They get the chance to stay in a friend’s luxury apartment for the night, but they are asked not to open the curtains or window on the West-facing wall. So of course, it’s pretty much the first thing they do. Looking down they can see a bath house and they think that their friend uses the window to spy on the female bathers. But then the wind changes direction, and black smoke from a nearby smoke-stack fills the man’s apartment, covering everything in black soot. Whoops!
“Run with the Midnight Train” is all about that elusive thing which we think will change our lives forever. For the protagonist, it’s a small piece of land and all it represents. Just like in America, owning your own land in Japan is “the big dream”. But his girlfriend only sees bad memories in his little dirt lot. In fact, she’s already on her way back to the city in these pages.
“My Boobs” is a terrible title, but it’s a great story.
Here we witness a striper as she gives it all for her audience, even when a known “undercover” cop shows up. She just can’t help herself. She loves the audience as they love her, and she gives them everything, despite the consequences.
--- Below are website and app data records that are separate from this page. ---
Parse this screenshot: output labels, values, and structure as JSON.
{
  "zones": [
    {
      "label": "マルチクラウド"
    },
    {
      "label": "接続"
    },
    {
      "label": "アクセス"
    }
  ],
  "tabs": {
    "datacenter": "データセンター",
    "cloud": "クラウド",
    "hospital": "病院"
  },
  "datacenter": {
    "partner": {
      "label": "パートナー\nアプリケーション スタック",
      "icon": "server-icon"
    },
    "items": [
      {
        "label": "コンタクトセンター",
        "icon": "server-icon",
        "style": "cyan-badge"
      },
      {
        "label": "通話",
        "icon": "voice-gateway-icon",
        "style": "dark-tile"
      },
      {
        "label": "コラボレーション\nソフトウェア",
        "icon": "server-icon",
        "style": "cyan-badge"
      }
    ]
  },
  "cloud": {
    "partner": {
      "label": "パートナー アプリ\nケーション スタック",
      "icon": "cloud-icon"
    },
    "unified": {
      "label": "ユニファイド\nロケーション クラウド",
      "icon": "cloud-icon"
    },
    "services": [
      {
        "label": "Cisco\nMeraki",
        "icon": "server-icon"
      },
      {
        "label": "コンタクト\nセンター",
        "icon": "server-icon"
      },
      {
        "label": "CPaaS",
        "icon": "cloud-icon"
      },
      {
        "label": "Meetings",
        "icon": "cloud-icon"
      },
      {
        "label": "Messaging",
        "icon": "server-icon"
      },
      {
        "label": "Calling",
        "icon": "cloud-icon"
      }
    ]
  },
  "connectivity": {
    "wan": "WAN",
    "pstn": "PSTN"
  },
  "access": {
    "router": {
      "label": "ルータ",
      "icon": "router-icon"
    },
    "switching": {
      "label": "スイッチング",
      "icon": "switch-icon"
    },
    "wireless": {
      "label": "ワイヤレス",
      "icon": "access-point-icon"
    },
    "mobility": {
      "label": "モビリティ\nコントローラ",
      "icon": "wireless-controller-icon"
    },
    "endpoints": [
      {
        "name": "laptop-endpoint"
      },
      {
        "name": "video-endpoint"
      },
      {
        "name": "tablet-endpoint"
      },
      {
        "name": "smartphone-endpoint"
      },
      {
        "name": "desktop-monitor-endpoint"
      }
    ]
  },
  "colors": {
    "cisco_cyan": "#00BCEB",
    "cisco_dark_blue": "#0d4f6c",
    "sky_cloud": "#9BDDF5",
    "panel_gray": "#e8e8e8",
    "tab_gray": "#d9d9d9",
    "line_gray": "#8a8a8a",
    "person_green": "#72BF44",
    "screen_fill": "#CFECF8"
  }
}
The ending is a little weird, I have to admit. Not sure what it means when two audience members share a cry and then a look of understanding, even as the young striper goes to jail.
“The Woman’s Palace” is very unique in Tatsumi’s oeuvre. It’s a science-fiction story featuring a robot character, and it is very much an homage to his mentor Osamu Tezuka (the “Godfather of Manga” and creator of Astro Boy). This is a bittersweet story of an old woman and her equally ancient, robot servant. Their relationship is the end result of seventy years of living together, but now they are both on their last days.
In “Hometown”, we see a prostitute returning to her small hometown after six years of being away. It is a somber homecoming. Her father is dead and she expects her brother to hate her for not coming back for the funeral. He doesn’t hate her, he just wants to drink to kill his own pain.
In a society that eventually throws everything away, is anything left that’s important? That’s the question at the heart of “Misappropriation”. This is a disturbing story, with its graphic depiction of suicide and a young child’s death, all seen through the eyes of a Tokyo garbage-man.
The book ends with “The Lantern Angler”, a dark parable about what happens when a big fish suddenly finding himself in a bigger pond. This tale reminded me of Stray Bullets in that it’s a character-study that turns into a crime story.
Late in his life, Yoshihiro Tatsumi started to be recognized the world over as an artist of great importance. In Europe and North America, new translations of his work were receiving massive critical acclaim. In Singapore, a film based on his autobiography, A Drifting Life, was released.
I’m so happy he got to enjoy some of his much-earned success.
Yoshihiro Tatsumi died earlier this year, at the age of 79.
His work will surely live on, as each new generation discovers him and makes him their own.
Just like J.D. Salinger.
Just like all “The Greats”.
Next time in The Comic Exotic; we spotlight some of the hard-to-find, early work of comic-book superstar, Grant Morrison. ‘Nuff said.
Questions, comments, insults, send ‘em here: email@example.com
See ya’ next time!
A LITTLE POST SCRIPT:
I had the extreme pleasure of meeting Mr. Tatsumi at San Diego Comic-Con in 2006, when D&Q were publishing his books. He was an older guy, and didn’t speak any English, but this undeniably great artist bowed to every fan that stood in line for his signature. He was humble and perhaps a bit overwhelmed by all of his American fans.
He did a nice little sketch in everybody’s book, a different sketch for each person. Here’s what he did in my book. It’s one of my most-prized items.
I don’t know how he did it, but I feel like he captured a little bit of my soul in that quick sketch. It was as if, in our few seconds together, he could recognize something in my character and put it down on the page. Maybe it’s just my imagination.
“Always Looking Down When You Should Be Looking Up” is the title I gave to it.